## Problem description
Please write out all the data exactly as shown.

========

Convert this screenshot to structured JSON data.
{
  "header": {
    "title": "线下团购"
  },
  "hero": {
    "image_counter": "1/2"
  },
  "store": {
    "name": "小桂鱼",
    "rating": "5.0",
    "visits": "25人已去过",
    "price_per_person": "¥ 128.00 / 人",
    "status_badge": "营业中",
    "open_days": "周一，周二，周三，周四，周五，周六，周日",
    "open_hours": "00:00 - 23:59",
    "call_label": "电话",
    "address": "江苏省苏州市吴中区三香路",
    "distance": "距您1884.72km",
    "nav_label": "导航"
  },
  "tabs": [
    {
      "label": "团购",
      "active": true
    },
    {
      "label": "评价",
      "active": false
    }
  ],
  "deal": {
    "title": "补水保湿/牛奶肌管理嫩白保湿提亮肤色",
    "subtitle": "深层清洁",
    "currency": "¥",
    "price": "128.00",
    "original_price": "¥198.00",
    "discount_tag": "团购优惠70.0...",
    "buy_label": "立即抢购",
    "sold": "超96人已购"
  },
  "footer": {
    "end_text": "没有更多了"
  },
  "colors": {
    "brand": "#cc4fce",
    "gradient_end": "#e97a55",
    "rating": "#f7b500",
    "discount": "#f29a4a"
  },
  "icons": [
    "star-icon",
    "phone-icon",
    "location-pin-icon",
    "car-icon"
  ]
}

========

## Completed exercise
Convert this screenshot to structured JSON data.
{
  "header": {
    "title": "线下团购"
  },
  "hero": {
    "image_counter": "1/2"
  },
  "store": {
    "name": "小桂鱼",
    "rating": "5.0",
    "visits": "25人已去过",
    "price_per_person": "¥ 128.00 / 人",
    "status_badge": "营业中",
    "open_days": "周一，周二，周三，周四，周五，周六，周日",
    "open_hours": "00:00 - 23:59",
    "call_label": "电话",
    "address": "江苏省苏州市吴中区三香路",
    "distance": "距您1884.72km",
    "nav_label": "导航"
  },
  "tabs": [
    {
      "label": "团购",
      "active": true
    },
    {
      "label": "评价",
      "active": false
    }
  ],
  "deal": {
    "title": "补水保湿/牛奶肌管理嫩白保湿提亮肤色",
    "subtitle": "深层清洁",
    "currency": "¥",
    "price": "128.00",
    "original_price": "¥198.00",
    "discount_tag": "团购优惠70.0...",
    "buy_label": "立即抢购",
    "sold": "超96人已购"
  },
  "footer": {
    "end_text": "没有更多了"
  },
  "colors": {
    "brand": "#cc4fce",
    "gradient_end": "#e97a55",
    "rating": "#f7b500",
    "discount": "#f29a4a"
  },
  "icons": [
    "star-icon",
    "phone-icon",
    "location-pin-icon",
    "car-icon"
  ]
}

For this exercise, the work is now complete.